09/19/2011 04:00 EDT | Updated 11/18/2011 05:12 EST

Liberals, NDP and Progressive Conservatives looking for votes in eastern Ontario

TORONTO - It appears "Ford" may be turning into a four-letter word in the Ontario election campaign.

Progressive Conservative Leader Tim Hudak tried desperately to avoid saying the Toronto mayor's name Monday, appearing only too conscious of a possible backlash against Rob Ford that may scare off provincial voters who otherwise might have voted for the Tories.

Once considered a key ally in Hudak's drive to become Ontario's next premier, analysts now say Ford may turn out to be one of the most effective weapons Premier Dalton McGuinty's Liberals have in their bid for re-election Oct. 6.

It was just about a year ago that Ford blew into city hall on the strength of a populist campaign that promised tax cuts, an end to unnecessary spending, and halting the "gravy train."

"Ford tapped in to a feeling among the public that tax dollars aren't spent as wisely and well as they should be," Liberal strategist Bob Richardson said recently.

It's the kind of message Hudak was more than happy to associate himself with.

"What Rob demonstrated when he won the mayoral race is to be clear where you stand," Hudak said prior to the start of the campaign.

"People are tired of paying more and more in taxes, and seeing the kind of waste we saw at city hall, and that we're seeing here in the province of Ontario."

Hudak's platform promises tax cuts and an end to "wasteful" government spending.

However, as the debate over potentially deep program and service cuts at city hall grows increasingly strident, tapping into the "Ford Nation" for support may prove to be the Tory leader's biggest weakness.

"(Ford) sold a fantasy: that you can reduce your taxes and you don't impact services," said Peter Landry, once chief of staff to a Liberal cabinet minister and now a consultant.

"It's starting to come home to roost for him."

On Monday, Hudak seemed distinctly uncomfortable as reporters pressed him on the Ford factor. Hudak repeatedly refused to use the F-word.

Instead, he responded by attacking McGuinty.

"I don't think it's the role of the premier of the province to lecture my mom, a senior citizen, as to what time she should do the laundry," he said in reference to time-of-use power costs.

Finally, after a half-dozen tries, he relented — slightly.

"I know that Mayor Ford and council are going through recommendations by the city manager," Hudak said.

"So the question is how the province can be of assistance."

Gleeful Liberals have made no bones of invoking Ford as a Hudak bogeyman.

Think what Ford's approach would mean for Ontario is a message frequently heard — or at least implied — from Liberal quarters.

"If Mayor Ford goes down the path of severe and significant cuts, that certainly would hurt Mr. Hudak," says Myer Siemiatycki, a professor of political science at Ryerson University.

Polls suggest Ford's strong approval ratings have been slipping.

He and his councillor brother Doug Ford have been pilloried over potential cuts to libraries and over dismissive comments about renowned author Margaret Atwood.

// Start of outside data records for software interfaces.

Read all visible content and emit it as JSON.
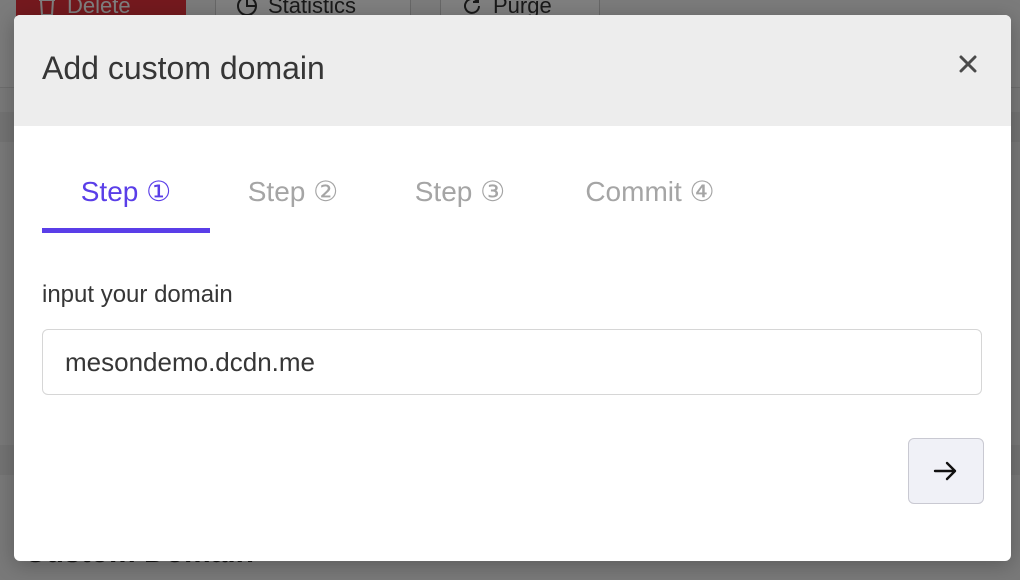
{
  "background": {
    "toolbar_buttons": {
      "delete": "Delete",
      "statistics": "Statistics",
      "purge": "Purge"
    },
    "section_heading": "Custom Domain"
  },
  "modal": {
    "title": "Add custom domain",
    "close_icon": "close-icon",
    "tabs": [
      {
        "label": "Step ①",
        "active": true
      },
      {
        "label": "Step ②",
        "active": false
      },
      {
        "label": "Step ③",
        "active": false
      },
      {
        "label": "Commit ④",
        "active": false
      }
    ],
    "field_label": "input your domain",
    "domain_value": "mesondemo.dcdn.me",
    "next_icon": "arrow-right-icon"
  },
  "colors": {
    "accent": "#5a3ee8",
    "inactive_tab": "#a5a5a5",
    "header_bg": "#ededed",
    "delete_red": "#e8323c"
  }
}
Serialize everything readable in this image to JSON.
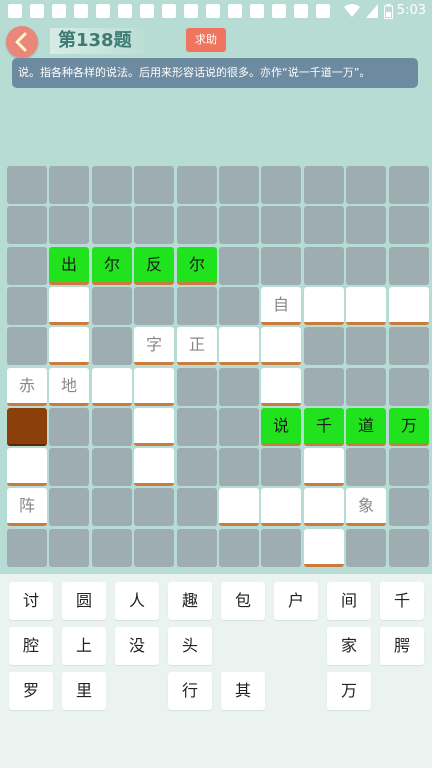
{
  "status": {
    "time": "5:03"
  },
  "header": {
    "title": "第138题",
    "help_label": "求助"
  },
  "clue": "说。指各种各样的说法。后用来形容话说的很多。亦作“说一千道一万”。",
  "grid": {
    "rows": [
      [
        {
          "t": "e"
        },
        {
          "t": "e"
        },
        {
          "t": "e"
        },
        {
          "t": "e"
        },
        {
          "t": "e"
        },
        {
          "t": "e"
        },
        {
          "t": "e"
        },
        {
          "t": "e"
        },
        {
          "t": "e"
        },
        {
          "t": "e"
        }
      ],
      [
        {
          "t": "e"
        },
        {
          "t": "e"
        },
        {
          "t": "e"
        },
        {
          "t": "e"
        },
        {
          "t": "e"
        },
        {
          "t": "e"
        },
        {
          "t": "e"
        },
        {
          "t": "e"
        },
        {
          "t": "e"
        },
        {
          "t": "e"
        }
      ],
      [
        {
          "t": "e"
        },
        {
          "t": "g",
          "c": "出"
        },
        {
          "t": "g",
          "c": "尔"
        },
        {
          "t": "g",
          "c": "反"
        },
        {
          "t": "g",
          "c": "尔"
        },
        {
          "t": "e"
        },
        {
          "t": "e"
        },
        {
          "t": "e"
        },
        {
          "t": "e"
        },
        {
          "t": "e"
        }
      ],
      [
        {
          "t": "e"
        },
        {
          "t": "w",
          "c": ""
        },
        {
          "t": "e"
        },
        {
          "t": "e"
        },
        {
          "t": "e"
        },
        {
          "t": "e"
        },
        {
          "t": "w",
          "c": "自"
        },
        {
          "t": "w",
          "c": ""
        },
        {
          "t": "w",
          "c": ""
        },
        {
          "t": "w",
          "c": ""
        }
      ],
      [
        {
          "t": "e"
        },
        {
          "t": "w",
          "c": ""
        },
        {
          "t": "e"
        },
        {
          "t": "w",
          "c": "字"
        },
        {
          "t": "w",
          "c": "正"
        },
        {
          "t": "w",
          "c": ""
        },
        {
          "t": "w",
          "c": ""
        },
        {
          "t": "e"
        },
        {
          "t": "e"
        },
        {
          "t": "e"
        }
      ],
      [
        {
          "t": "w",
          "c": "赤"
        },
        {
          "t": "w",
          "c": "地"
        },
        {
          "t": "w",
          "c": ""
        },
        {
          "t": "w",
          "c": ""
        },
        {
          "t": "e"
        },
        {
          "t": "e"
        },
        {
          "t": "w",
          "c": ""
        },
        {
          "t": "e"
        },
        {
          "t": "e"
        },
        {
          "t": "e"
        }
      ],
      [
        {
          "t": "b"
        },
        {
          "t": "e"
        },
        {
          "t": "e"
        },
        {
          "t": "w",
          "c": ""
        },
        {
          "t": "e"
        },
        {
          "t": "e"
        },
        {
          "t": "g",
          "c": "说"
        },
        {
          "t": "g",
          "c": "千"
        },
        {
          "t": "g",
          "c": "道"
        },
        {
          "t": "g",
          "c": "万"
        }
      ],
      [
        {
          "t": "w",
          "c": ""
        },
        {
          "t": "e"
        },
        {
          "t": "e"
        },
        {
          "t": "w",
          "c": ""
        },
        {
          "t": "e"
        },
        {
          "t": "e"
        },
        {
          "t": "e"
        },
        {
          "t": "w",
          "c": ""
        },
        {
          "t": "e"
        },
        {
          "t": "e"
        }
      ],
      [
        {
          "t": "w",
          "c": "阵"
        },
        {
          "t": "e"
        },
        {
          "t": "e"
        },
        {
          "t": "e"
        },
        {
          "t": "e"
        },
        {
          "t": "w",
          "c": ""
        },
        {
          "t": "w",
          "c": ""
        },
        {
          "t": "w",
          "c": ""
        },
        {
          "t": "w",
          "c": "象"
        },
        {
          "t": "e"
        }
      ],
      [
        {
          "t": "e"
        },
        {
          "t": "e"
        },
        {
          "t": "e"
        },
        {
          "t": "e"
        },
        {
          "t": "e"
        },
        {
          "t": "e"
        },
        {
          "t": "e"
        },
        {
          "t": "w",
          "c": ""
        },
        {
          "t": "e"
        },
        {
          "t": "e"
        }
      ]
    ]
  },
  "keyboard": {
    "rows": [
      [
        "讨",
        "圆",
        "人",
        "趣",
        "包",
        "户",
        "间",
        "千"
      ],
      [
        "腔",
        "上",
        "没",
        "头",
        "",
        "",
        "家",
        "腭"
      ],
      [
        "罗",
        "里",
        "",
        "行",
        "其",
        "",
        "万",
        ""
      ]
    ]
  }
}
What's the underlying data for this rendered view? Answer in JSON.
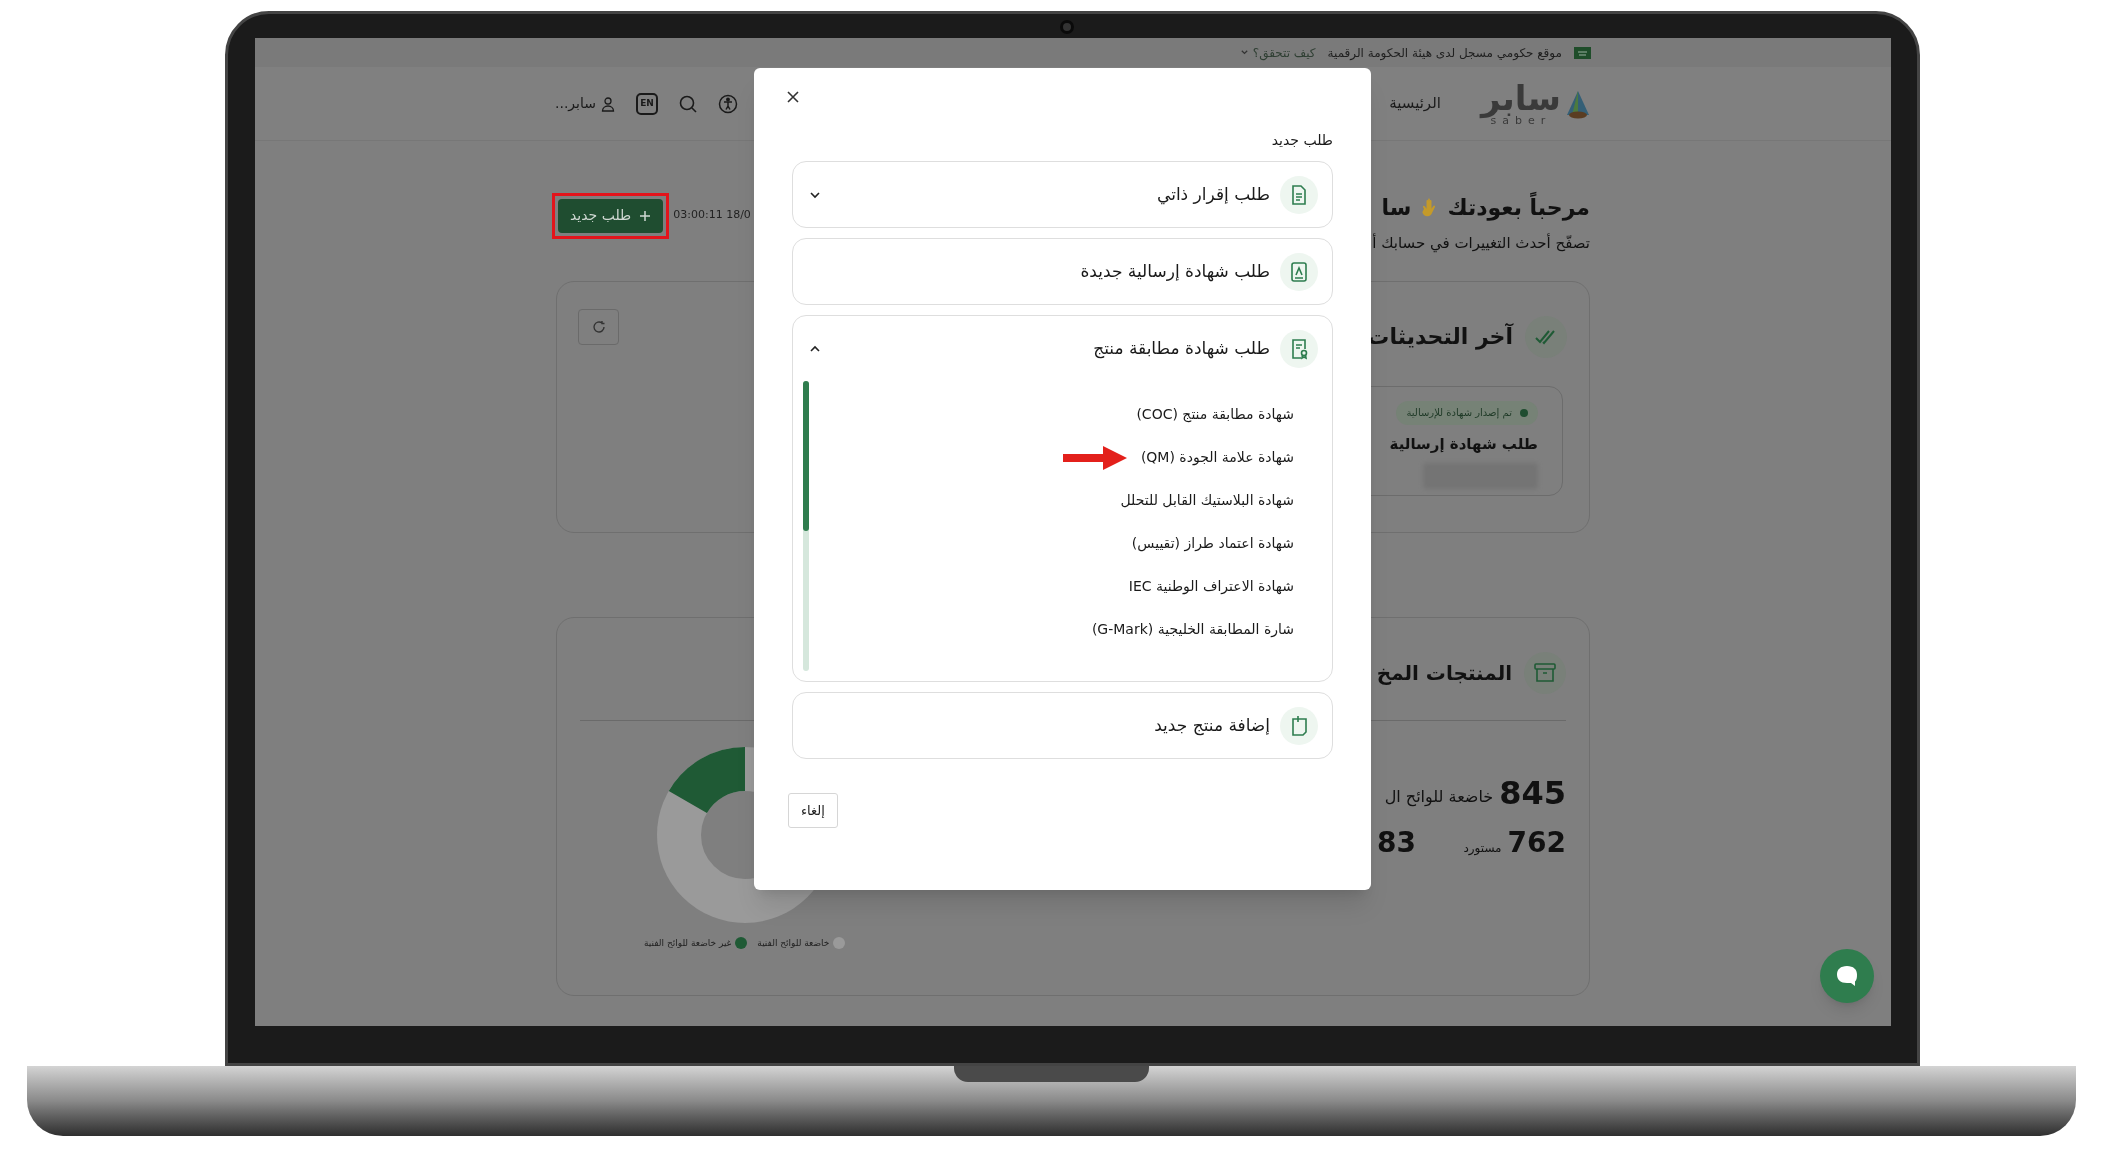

Disquiet over other potential losses to services or programs is also getting louder.

Hundreds of people lined up at city hall to speak against the cuts and some previously supportive councillors are changing their tune.

"Having a bunch of people screaming and yelling at council until 2:30 in the morning is not representative of the Greater Toronto Area," said Ipsos Reid pollster John Wright.

Lydia Miljan, who teaches political science at the University of Windsor, said voters across the country have been taking a fresh look at Conservative messages on wasteful government spending.

Voters have also become less fearful of suggestions the Conservatives have a "hidden agenda" — something to which they are susceptible, she said.

Some analysts said the very fact of Ford's election stands to benefit the Conservatives by at least giving them hope they can break through into the 416-area.

It wasn't so long ago, Toronto was essentially a dead zone for Tories at all levels.

Ford and the federal Conservatives under Harper have shown that to be the case no longer.

But, come Oct. 6, Ford Nation may prove to be Hudak's downfall.